Lastly, which is tied to the last issue, I see many Western therapists claiming to be ‘culturally’ sensitive when they are in fact not. In particular, I have witnessed therapists in the Netherlands for example working with non-Western clients using interpreters (or no interpreters at all). While having an interpreter can be helpful in the immediate sense, especially in cases where there aren’t any non-Western trained therapists (or psychiatrists), in the long-term the results won’t be as bountiful. In fact, you will be wasting yours and the client’s time and resources (i.e. financially). People heal best when they feel connected, and often that connection can be as simple as sharing the same language, cultural background, even skin tone. The feeling of connectedness gives rise to feelings of trust which is essential in the therapeutic relationship from the beginning to the end of the treatment. Without trust, the client will not open up about his or her experiences, resulting in possible frustration, further injury and financial issues in the treatment process. 

Moreover, I see too many therapists forgetting the essence of community in their ‘culturally sensitive approach’. More often than not, next to receiving personal attention, clients especially from non-Western backgrounds also want a deeper connection with their families and communities. Giving them the tools to do so is important but so is creating an open, trusting space in which clients themselves can share and get the support for what they are going through from their families or communities. Online and offline support platforms can be useful extensions of community support. These coupled with individual therapy can help to ameliorate the general healing process. In a world where we want quick fixes for our money’s worth, it is important, if not essential, for clients to be able to access therapists that share more commonalities with them and who understands the value of community. 

A concluding remark 

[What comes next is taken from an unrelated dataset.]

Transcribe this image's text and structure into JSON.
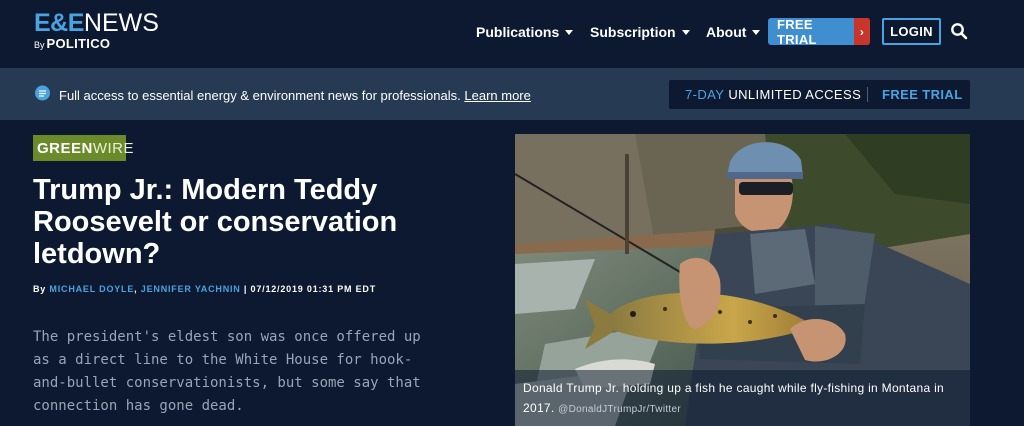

All this is to say that creative therapies have for a longtime formed part of our universal understanding and approach to healing. We have been using them for our personal and communal health and wellbeing way before we can even talk. We have the scientific evidence as well as personal anecdotes on the mind-body, intrapersonal or relational affects. In the words of ethnologist Dissanayake (1995), “Art is a normal and necessary behavior of human beings like other common and universal occupations such as talking, working, exercising, playing, socializing, learning, loving, and caring…” (p.18). Now is the time for us to capitalize on using the creative therapies. We can do so by fully acknowledging and integrating them into our clinical and community practices for a more robust (mental) health infrastructure. In the process, we must take care to update our pre-existing cultural sensitivity methods and train more non-Western therapists so that clients with non-Western backgrounds can have access to therapists who speak their language, know their culture, sense of community, to name a few. In due time, clients will properly heal in both the short and long-term.

Leave A Comment